In theory, it makes sense. Cheap land allows them to save money for the building and the business. However, if the borrower defaults, the lender forecloses and has to sell an excessively large warehouse in a small town with very few buyers and very little economic activity to support a massive warehouse in the middle of nowhere.

I’ve had some interesting loan requests in the past few years for cannabis-related financing. Hard money loans do play an important role in this industry, but that doesn’t mean it’s a good fit for every scenario. For a plan that stretches the boundaries of the law or is overly optimistic – like many of the 10 problems in cannabis mortgage financing listed above – a hard money loan is not the solution.

Financing Options for California Cannabis Landlords — 2024

5 min read

Financing Options for California Cannabis Landlords — 2024

If you're a Golden State real estate investor with tenants in the legal marijuana business, you'll want to know your financing options to use...

Read More
6 Common Problems With Hard Money Land Loans

6 min read

6 Common Problems With Hard Money Land Loans

If you’re a real estate investor who buys land using a combination of leverage and cash, you’ll want to read this article about the six common...

Read More
What are the Pros and Cons of Foreign National Loans?

3 min read

What are the Pros and Cons of Foreign National Loans?

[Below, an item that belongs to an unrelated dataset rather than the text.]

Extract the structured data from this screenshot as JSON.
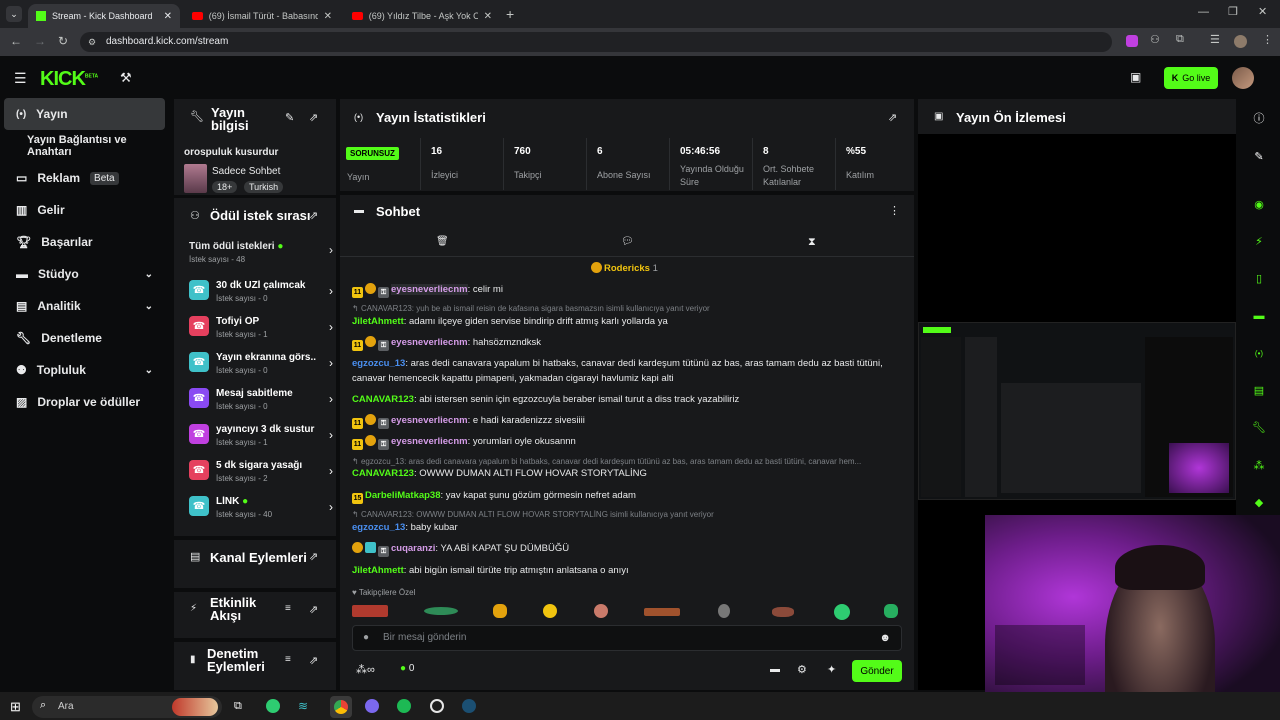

In this article, I'll delve into the pros and cons of foreign national loans. These loans offer great benefits for non-U.S. citizens investing in...

Read More